The last month or two have been fairly quiet with regards to gigs, as you may have noticed from the lack of activity on this site. However as the weather quickly degenerates into the rancid pile of faeces that is the British winter, going outside becomes less appealing; instead there is an increased temptation to be indoors, consuming large quantities of alcohol in a bid to forget that we live in a semi-underwater country for most of the year. On the plus side, this means that more people are drawn to gigs, especially all day events where the Red Stripe is cheap and the liver assault is broken up with a pie eating contest. This weekend saw what I think is the 4th annual Pie Race festival, which bought together some of the best in punk, ska and kazoo based music to draw in anyone not tempted enough by the pie based revelry alone. We missed the actual pie eating competition along with the early acts due to hangovers and sleep deprivation, but reached the Well in time to catch Leeds own The Swindells, whose gravelly punk rock rivals Geoffrey Oicott in terms of unadulterated Yorkshire pride…and I don’t say that lightly. Fast and fun, beer is flying, pissed up dudes are trying to dance but mostly falling down on each other, and I already know that I’ve made the right choice for the night. Their set finishes with shouted choruses of ‘Yoorkssshiire, ‘til the day I die!’ ably assisted by various kazoo players who have materialised, which would probably have seemed strange if I didn’t know that a kazoo band had already played earlier in the day. The day was laid out so that the artists playing alternated between two rooms, so we headed upstairs to grab a beer, sit down for a while and listen to Billy Liar’s set of acoustic one man punk, which drew comparisons to early Against Me (before they decided to be a crap indie rock band). Then it was back down for Revenge of the Psychotronic Man, who woke up those who were starting to flag with a short and to the point set of furious hardcore. Working in plenty of songs from the new album in to a small amount of time, there was still room for some older classics, and a solo punk rock rendition of Kirsty MacColl’s ‘There’s a Guy Works down the Chip Shop Swears He’s Elvis.’ They also set the tone for the rest of the night’s dancefloor carnage, with human pyramids, wheelbarrow pits and drunken face plants a-plenty. It was an awesome sight to behold and there will undoubtedly have been some impressive bruising going on around Leeds the next day.

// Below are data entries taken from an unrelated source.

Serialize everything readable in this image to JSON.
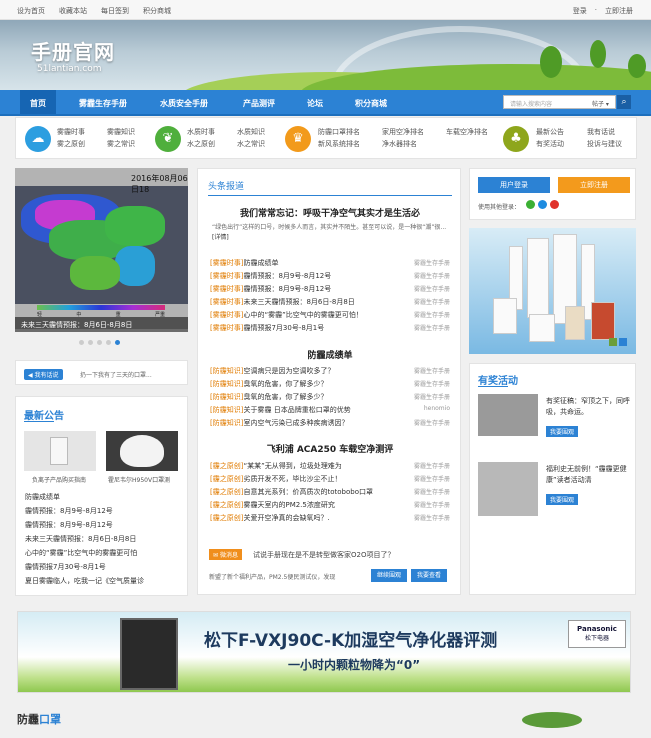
{
  "topbar": {
    "links": [
      "设为首页",
      "收藏本站",
      "每日签到",
      "积分商城"
    ],
    "login": "登录",
    "register": "立即注册"
  },
  "logo": {
    "title": "手册官网",
    "domain": "51lantian.com"
  },
  "nav": {
    "items": [
      "首页",
      "雾霾生存手册",
      "水质安全手册",
      "产品测评",
      "论坛",
      "积分商城"
    ],
    "search_placeholder": "请输入搜索内容",
    "search_select": "帖子"
  },
  "categories": [
    {
      "icon": "cloud-icon",
      "color": "#2c9ee0",
      "links": [
        "雾霾时事",
        "雾霾知识",
        "雾之原创",
        "雾之常识"
      ]
    },
    {
      "icon": "leaf-icon",
      "color": "#4faf3c",
      "links": [
        "水质时事",
        "水质知识",
        "水之原创",
        "水之常识"
      ]
    },
    {
      "icon": "crown-icon",
      "color": "#f29a1b",
      "links": [
        "防霾口罩排名",
        "家用空净排名",
        "车载空净排名",
        "新风系统排名",
        "净水器排名"
      ]
    },
    {
      "icon": "users-icon",
      "color": "#8ea61c",
      "links": [
        "最新公告",
        "我有话说",
        "有奖活动",
        "投诉与建议"
      ]
    }
  ],
  "map": {
    "date_label": "2016年08月06日18",
    "caption": "未来三天霾情预报：8月6日-8月8日",
    "legend_labels": [
      "轻",
      "中",
      "重",
      "严重"
    ]
  },
  "talk": {
    "tag": "我有话说",
    "text": "扔一下我有了三天的口罩..."
  },
  "notice": {
    "title": "最新公告",
    "thumbs": [
      "负离子产品购买指南",
      "霍尼韦尔H950V口罩测"
    ],
    "list": [
      "防霾成绩单",
      "霾情预报：8月9号-8月12号",
      "霾情预报：8月9号-8月12号",
      "未来三天霾情预报：8月6日-8月8日",
      "心中的“雾霾”比空气中的雾霾更可怕",
      "霾情预报7月30号-8月1号",
      "夏日雾霾临人，吃我一记《空气质量诊"
    ]
  },
  "center": {
    "tab": "头条报道",
    "headline": "我们常常忘记：呼吸干净空气其实才是生活必",
    "summary": "“绿色出行”这样的口号，时候多人而言，其实并不陌生。甚至可以说，是一种很“潮”很...",
    "summary_link": "[详情]",
    "sec1": [
      {
        "cat": "[雾霾时事]",
        "title": "防霾成绩单",
        "src": "雾霾生存手册"
      },
      {
        "cat": "[雾霾时事]",
        "title": "霾情预报：8月9号-8月12号",
        "src": "雾霾生存手册"
      },
      {
        "cat": "[雾霾时事]",
        "title": "霾情预报：8月9号-8月12号",
        "src": "雾霾生存手册"
      },
      {
        "cat": "[雾霾时事]",
        "title": "未来三天霾情预报：8月6日-8月8日",
        "src": "雾霾生存手册"
      },
      {
        "cat": "[雾霾时事]",
        "title": "心中的“雾霾”比空气中的雾霾更可怕！",
        "src": "雾霾生存手册"
      },
      {
        "cat": "[雾霾时事]",
        "title": "霾情预报7月30号-8月1号",
        "src": "雾霾生存手册"
      }
    ],
    "sec2_title": "防霾成绩单",
    "sec2": [
      {
        "cat": "[防霾知识]",
        "title": "空调病只是因为空调吹多了？",
        "src": "雾霾生存手册"
      },
      {
        "cat": "[防霾知识]",
        "title": "臭氧的危害，你了解多少？",
        "src": "雾霾生存手册"
      },
      {
        "cat": "[防霾知识]",
        "title": "臭氧的危害，你了解多少？",
        "src": "雾霾生存手册"
      },
      {
        "cat": "[防霾知识]",
        "title": "关于雾霾 日本品牌重松口罩的优势",
        "src": "henomio"
      },
      {
        "cat": "[防霾知识]",
        "title": "室内空气污染已成多种疾病诱因？",
        "src": "雾霾生存手册"
      }
    ],
    "sec3_title": "飞利浦 ACA250 车载空净测评",
    "sec3": [
      {
        "cat": "[霾之原创]",
        "title": "“某某”无从得到，垃圾处理难为",
        "src": "雾霾生存手册"
      },
      {
        "cat": "[霾之原创]",
        "title": "劣质开发不死，毕比沙尘不止！",
        "src": "雾霾生存手册"
      },
      {
        "cat": "[霾之原创]",
        "title": "自意其光系列：价高质次的totobobo口罩",
        "src": "雾霾生存手册"
      },
      {
        "cat": "[霾之原创]",
        "title": "雾霾天室内的PM2.5浓度研究",
        "src": "雾霾生存手册"
      },
      {
        "cat": "[霾之原创]",
        "title": "关爱开空净真的会缺氧吗？.",
        "src": "雾霾生存手册"
      }
    ],
    "wmsg_tag": "微消息",
    "wmsg_text": "试说手册现在是不是转型做客家O2O项目了？",
    "foot_text": "新盟了新个福利产品，PM2.5便民测试仪，发现",
    "btn1": "继续围观",
    "btn2": "我要查看"
  },
  "user": {
    "login": "用户登录",
    "register": "立即注册",
    "other": "使用其他登录："
  },
  "activity": {
    "title": "有奖活动",
    "items": [
      {
        "text": "有奖征稿：窄顶之下，同呼吸，共命运。",
        "btn": "我要围观"
      },
      {
        "text": "福利史无前例！“霾霾更健康”读者活动清",
        "btn": "我要围观"
      }
    ]
  },
  "bigad": {
    "title": "松下F-VXJ90C-K加湿空气净化器评测",
    "sub": "一小时内颗粒物降为“0”",
    "brand": "Panasonic",
    "brand_sub": "松下电器"
  },
  "bottom": {
    "title_a": "防霾",
    "title_b": "口罩"
  }
}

This is the point at which my memory starts to get hazy with regards to the order in which people played, but I have an idea that after Revenge we wandered upstairs for another sit down and to listen to Wakefield’s Louise Distras. Playing heartfelt, bluesy acoustic punk, it’s easy to see why she’s starting to get some high profile support slots. Her stripped down set acted as a counterpoint to the madness downstairs. After she had finished we lurked around upstairs for some time, unfortunately missing Acid Drop, but it was a necessary sacrifice in order to ward off the onset of tinnitus for a while longer (time to invest in ear plugs I think, what an old bastard I’ve become). The next band we saw were Benson, who despite having a truly awful name, played a tight set of bluesy rock with a horns section, that bought to mind a more polished, indie influenced Rocket from the Crypt. One of the best things about the Pie Race is the way that the promoters aren’t afraid to mix up the bands they put on style wise, so from here it was straight downstairs to the far rawer ska punk sounds emanating from below…Faintest Idea are the best proponents of horn driven punk in recent years in my opinion and they didn’t disappoint. Their half hour was used to showcase much of their newer material, which already sounds as classic as anything from the last two albums. By now my head was reeling and my ears were ringing, but I was more than ready for the surreal ramblings of Captain Hotknives. Those who know don’t need telling, but any line up can be improved by the addition of Bradford’s finest, I can’t imagine anyone witnessing this and not being in stitches. This could have been the end of the night, and no-one could have felt cheated, but the punk rock icing on the cake came in the form of Roughneck Riot’s furious folk punk, which saw the nights drunken dancing reach its climax. This band need to be seen live, and they bought the night to a drunken, uproarious close. Two days later and I’m still slightly haggard, roll on next years!